By Katie Aldridge
Nothing beats a good, homemade, sweet potato pie, asserts Charmaine Webster, founder of Tinka’s Treats, a new home bakery business that specializes specifically in that special pie.
Charmaine comes from a family of bakers and hopes to eventually bring her family’s treats to the table as well. She is also building a nonprofit to support Black women in the community. She is a recent graduate of Early Risers Academy, a 10-week business-building bootcamp powered by Launch Dayton partner Parallax Advanced Research. We recently caught up with Charmaine to learn more about her business and her Academy experience.
Launch Dayton: So how did your company start?

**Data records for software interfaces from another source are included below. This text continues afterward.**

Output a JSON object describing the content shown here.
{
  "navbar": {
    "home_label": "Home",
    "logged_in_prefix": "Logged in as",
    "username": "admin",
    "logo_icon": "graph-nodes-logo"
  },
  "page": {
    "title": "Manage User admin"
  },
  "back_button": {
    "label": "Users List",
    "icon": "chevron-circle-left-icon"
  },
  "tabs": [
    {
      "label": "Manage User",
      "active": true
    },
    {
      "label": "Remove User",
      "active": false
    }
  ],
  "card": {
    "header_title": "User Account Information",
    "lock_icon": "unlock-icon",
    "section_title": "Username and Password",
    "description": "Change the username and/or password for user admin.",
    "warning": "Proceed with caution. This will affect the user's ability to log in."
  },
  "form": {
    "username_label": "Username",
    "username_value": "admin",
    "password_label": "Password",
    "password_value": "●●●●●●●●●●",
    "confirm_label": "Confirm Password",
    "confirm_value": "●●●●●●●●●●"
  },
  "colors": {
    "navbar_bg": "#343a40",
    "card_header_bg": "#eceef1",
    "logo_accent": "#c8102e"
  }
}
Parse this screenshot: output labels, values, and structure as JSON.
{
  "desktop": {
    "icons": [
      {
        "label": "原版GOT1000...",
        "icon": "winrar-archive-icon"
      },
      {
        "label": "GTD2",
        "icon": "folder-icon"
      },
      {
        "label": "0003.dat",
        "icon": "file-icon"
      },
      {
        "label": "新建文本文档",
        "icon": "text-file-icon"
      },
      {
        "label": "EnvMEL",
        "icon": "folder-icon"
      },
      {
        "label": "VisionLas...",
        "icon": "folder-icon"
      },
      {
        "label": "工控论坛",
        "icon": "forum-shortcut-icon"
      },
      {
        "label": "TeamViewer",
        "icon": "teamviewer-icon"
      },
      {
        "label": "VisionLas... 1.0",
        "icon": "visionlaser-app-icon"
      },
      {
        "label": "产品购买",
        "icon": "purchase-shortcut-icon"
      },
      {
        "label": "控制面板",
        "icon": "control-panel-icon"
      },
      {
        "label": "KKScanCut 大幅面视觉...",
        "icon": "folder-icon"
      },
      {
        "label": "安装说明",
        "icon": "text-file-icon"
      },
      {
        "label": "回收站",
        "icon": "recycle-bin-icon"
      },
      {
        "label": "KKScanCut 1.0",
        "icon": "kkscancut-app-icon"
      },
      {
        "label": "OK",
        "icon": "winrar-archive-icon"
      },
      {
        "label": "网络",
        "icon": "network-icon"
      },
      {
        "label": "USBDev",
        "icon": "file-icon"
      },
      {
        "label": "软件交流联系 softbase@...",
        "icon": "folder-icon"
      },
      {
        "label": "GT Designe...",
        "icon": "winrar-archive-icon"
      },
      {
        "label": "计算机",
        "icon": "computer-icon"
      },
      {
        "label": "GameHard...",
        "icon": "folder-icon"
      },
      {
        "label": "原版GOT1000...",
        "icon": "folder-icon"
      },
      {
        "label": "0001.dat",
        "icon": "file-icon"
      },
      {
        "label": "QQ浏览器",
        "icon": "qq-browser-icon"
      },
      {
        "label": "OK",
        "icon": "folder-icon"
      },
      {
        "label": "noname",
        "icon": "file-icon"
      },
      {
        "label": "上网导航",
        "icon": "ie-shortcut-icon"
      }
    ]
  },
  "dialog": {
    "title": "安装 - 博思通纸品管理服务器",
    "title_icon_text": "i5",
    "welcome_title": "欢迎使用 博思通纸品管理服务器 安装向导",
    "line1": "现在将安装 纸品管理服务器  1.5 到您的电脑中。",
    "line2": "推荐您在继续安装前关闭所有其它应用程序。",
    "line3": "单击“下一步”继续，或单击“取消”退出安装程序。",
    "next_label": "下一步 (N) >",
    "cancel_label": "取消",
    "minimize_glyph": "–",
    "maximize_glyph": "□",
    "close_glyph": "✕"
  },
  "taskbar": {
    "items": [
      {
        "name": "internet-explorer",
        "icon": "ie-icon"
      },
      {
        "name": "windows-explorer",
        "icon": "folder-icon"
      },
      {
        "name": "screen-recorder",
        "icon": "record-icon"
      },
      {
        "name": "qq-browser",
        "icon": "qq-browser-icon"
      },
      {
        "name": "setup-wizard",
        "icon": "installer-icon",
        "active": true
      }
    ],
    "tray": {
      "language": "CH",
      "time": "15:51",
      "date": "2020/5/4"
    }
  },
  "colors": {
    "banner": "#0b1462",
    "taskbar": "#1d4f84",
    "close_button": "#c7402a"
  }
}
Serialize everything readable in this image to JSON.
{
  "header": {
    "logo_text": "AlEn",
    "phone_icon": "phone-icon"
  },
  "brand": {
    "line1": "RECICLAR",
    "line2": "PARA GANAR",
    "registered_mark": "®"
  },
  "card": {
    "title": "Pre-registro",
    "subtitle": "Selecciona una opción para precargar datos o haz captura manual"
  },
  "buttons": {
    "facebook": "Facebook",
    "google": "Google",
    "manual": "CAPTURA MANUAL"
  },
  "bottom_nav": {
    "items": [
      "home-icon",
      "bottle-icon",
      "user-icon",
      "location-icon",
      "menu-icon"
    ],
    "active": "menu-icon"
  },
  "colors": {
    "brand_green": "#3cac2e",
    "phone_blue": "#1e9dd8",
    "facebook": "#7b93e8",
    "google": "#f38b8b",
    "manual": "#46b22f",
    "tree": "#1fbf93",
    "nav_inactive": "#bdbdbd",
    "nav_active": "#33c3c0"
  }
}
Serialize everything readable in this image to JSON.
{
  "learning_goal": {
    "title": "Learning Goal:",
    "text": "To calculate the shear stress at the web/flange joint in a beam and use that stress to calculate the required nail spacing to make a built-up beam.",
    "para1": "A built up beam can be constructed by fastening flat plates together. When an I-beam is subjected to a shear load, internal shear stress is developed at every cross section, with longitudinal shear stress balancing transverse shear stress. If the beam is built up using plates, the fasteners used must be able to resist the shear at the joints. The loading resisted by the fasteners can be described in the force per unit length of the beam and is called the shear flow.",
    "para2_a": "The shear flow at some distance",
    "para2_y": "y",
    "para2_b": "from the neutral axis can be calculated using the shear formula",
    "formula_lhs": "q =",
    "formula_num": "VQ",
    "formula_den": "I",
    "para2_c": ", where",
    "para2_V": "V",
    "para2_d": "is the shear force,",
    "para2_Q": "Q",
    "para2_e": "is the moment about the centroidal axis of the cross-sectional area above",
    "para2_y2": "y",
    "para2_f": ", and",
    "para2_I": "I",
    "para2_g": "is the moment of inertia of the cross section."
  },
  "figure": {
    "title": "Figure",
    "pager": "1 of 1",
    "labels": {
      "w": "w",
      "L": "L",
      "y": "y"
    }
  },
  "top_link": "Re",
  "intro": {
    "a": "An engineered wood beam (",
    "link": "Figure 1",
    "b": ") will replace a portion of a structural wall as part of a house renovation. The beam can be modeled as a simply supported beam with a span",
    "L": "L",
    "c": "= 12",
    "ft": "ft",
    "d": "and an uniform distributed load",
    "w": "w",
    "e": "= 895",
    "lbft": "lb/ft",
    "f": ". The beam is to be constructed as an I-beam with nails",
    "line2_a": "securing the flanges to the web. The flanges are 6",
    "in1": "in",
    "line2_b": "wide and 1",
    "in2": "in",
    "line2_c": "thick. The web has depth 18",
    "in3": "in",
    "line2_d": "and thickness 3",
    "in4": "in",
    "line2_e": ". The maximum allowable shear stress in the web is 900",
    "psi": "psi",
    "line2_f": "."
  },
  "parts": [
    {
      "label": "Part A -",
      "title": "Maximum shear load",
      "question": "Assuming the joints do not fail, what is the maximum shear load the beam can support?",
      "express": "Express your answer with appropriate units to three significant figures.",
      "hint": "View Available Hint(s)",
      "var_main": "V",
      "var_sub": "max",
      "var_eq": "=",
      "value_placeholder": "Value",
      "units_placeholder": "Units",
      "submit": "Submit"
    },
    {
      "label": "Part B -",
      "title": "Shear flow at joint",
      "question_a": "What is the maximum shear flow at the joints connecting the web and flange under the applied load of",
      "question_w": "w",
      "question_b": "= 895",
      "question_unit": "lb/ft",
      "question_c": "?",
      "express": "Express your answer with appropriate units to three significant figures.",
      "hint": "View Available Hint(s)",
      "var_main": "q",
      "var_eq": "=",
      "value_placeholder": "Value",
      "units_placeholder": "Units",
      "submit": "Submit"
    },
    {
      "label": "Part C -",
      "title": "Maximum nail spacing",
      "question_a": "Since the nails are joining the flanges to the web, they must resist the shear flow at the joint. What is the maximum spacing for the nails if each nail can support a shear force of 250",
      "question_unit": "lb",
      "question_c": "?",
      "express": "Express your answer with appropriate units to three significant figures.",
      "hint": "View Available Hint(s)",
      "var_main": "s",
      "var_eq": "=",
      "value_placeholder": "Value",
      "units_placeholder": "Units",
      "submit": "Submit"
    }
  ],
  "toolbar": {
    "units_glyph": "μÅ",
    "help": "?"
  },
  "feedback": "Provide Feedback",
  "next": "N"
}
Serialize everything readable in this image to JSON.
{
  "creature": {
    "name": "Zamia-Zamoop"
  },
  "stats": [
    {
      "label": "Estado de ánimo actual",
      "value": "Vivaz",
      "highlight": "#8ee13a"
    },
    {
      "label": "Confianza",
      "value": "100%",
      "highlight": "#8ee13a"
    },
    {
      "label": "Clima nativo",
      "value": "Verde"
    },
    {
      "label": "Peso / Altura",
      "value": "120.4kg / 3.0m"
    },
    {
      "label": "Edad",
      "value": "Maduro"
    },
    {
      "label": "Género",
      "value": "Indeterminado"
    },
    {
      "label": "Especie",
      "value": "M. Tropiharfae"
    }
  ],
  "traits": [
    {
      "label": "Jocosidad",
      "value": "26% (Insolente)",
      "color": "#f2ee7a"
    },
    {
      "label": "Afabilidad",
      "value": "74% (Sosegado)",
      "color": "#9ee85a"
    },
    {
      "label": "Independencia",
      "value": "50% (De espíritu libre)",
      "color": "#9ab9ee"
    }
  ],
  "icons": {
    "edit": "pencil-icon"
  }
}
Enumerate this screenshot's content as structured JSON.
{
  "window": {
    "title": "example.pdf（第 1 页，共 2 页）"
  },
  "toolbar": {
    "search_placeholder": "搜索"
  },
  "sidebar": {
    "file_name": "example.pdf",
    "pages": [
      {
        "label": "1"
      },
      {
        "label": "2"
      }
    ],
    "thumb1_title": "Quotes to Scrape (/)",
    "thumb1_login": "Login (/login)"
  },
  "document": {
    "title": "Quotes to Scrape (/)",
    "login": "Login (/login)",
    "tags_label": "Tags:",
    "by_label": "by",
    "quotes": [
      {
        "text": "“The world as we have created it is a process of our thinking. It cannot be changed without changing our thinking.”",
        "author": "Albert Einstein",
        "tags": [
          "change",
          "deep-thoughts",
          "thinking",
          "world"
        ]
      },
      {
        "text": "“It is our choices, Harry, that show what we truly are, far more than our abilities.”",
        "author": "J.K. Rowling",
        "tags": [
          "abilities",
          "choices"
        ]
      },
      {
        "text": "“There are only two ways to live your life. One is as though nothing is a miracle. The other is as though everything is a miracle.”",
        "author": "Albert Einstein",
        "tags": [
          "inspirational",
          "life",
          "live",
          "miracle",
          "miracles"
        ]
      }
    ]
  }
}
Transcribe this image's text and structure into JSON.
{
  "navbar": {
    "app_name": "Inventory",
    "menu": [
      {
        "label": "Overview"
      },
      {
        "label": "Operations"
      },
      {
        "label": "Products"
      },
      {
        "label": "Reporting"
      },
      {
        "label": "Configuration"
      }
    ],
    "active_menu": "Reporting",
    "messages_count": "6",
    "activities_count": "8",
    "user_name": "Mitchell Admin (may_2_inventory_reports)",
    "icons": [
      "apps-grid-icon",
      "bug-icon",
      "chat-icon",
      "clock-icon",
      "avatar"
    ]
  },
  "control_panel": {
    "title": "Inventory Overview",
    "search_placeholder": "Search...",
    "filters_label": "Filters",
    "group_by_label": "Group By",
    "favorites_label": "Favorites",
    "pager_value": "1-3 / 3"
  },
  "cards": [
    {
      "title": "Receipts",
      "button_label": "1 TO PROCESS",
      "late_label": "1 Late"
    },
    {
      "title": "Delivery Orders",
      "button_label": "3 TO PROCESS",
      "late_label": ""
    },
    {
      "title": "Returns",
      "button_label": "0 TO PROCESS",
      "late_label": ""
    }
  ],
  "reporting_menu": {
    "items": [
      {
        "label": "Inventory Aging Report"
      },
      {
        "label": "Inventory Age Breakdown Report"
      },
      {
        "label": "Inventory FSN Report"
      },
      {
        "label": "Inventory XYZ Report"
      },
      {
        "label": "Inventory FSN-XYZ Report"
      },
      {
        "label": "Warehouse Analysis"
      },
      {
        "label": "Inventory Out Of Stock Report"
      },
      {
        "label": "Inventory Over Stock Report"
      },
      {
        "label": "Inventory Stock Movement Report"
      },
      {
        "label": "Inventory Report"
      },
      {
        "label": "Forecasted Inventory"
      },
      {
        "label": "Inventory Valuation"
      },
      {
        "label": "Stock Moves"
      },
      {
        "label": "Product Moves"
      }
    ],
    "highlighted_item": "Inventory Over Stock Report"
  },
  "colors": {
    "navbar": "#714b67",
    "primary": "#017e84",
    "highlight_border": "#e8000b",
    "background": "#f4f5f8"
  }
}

Charmaine: I’ve been baking sweet potato pies for eight or nine years, just for family and close friends. This past holiday, I ended up baking over 100 pies in my little apartment kitchen for Thanksgiving and Christmas. I thought, “I’m really onto something here.” I decided to go for it, so in March, I got my home-baker’s license, and I now operate a home bakery.
Why this industry and why this idea?
I started baking these pies as a way to honor my aunt who passed away when I was 15 years old. I just wanted to honor her life and remember the good times with her. That’s what really got my started. I quit my job in October for a number of reasons, and then this came up. I think it is a beautiful way to build on my family’s legacy. I also chose this because I get to honor the legacy of working-class Black women.
Did you always want to be an entrepreneur?
Yes and no. Yes, as I always wanted to have my own nonprofit, but I never really thought of having a for-profit business. On the other hand, when I was a little girl, I used to pray to God and say, “I want to grow up and be rich, so I can help poor kids like me.” So, maybe I always did want to be an entrepreneur!
What identities do you bring to entrepreneurship that helped prepare you for this lifestyle?
I’m a wife, and my husband has been supportive. One part is having my husband’s support to give me this space to figure entrepreneurship out. Another part is that I worked at a startup-style nonprofit for seven years, so I know how to build things from the ground up. I used to be an outreach director, so I know how to get my name out there, talk to people and get an events calendar together. I know how to meet people, talk to people and make partnerships.
Why do you love what do you?
I love this because it is transforming me. I love that it is touching people. I never would have thought about a pie business touching people, but it is. It matters to people that I’m baking these pies. It matters to people that they can put something nice in front of their families on the days where they all gather together. I realized that this is blessing people, and I’m being blessed by it, so I’m going to keep going with it. If this doesn’t work, I can still bake pies, I can still make people happy, I can still honor my aunt and I can still bless people.
What advice do you have for fellow or aspiring entrepreneurs?
Use the resources around you. In the Dayton area, there are many resources that you can use, such as Launch Dayton and the Early Risers Academy. Use up all the free resources to help get you started, and that will help you clarify what you actually need to pay for and figure out.
How was your experience with Early Risers Academy?
Very positive. It was educational, and I made a lot of connections and met a lot of great people. I felt that there were certain things that I understood much later after we discussed it and not as we were discussing it.
How can the Launch Dayton community support you?
Buy a pie! I’ve reached the point where this business is beyond my kitchen. I would love some training on how to use commercial equipment. If anyone could help me learn how to ship my pies, I would greatly appreciate that. If anyone wants to donate, please do! Follow me on Instagram and Facebook.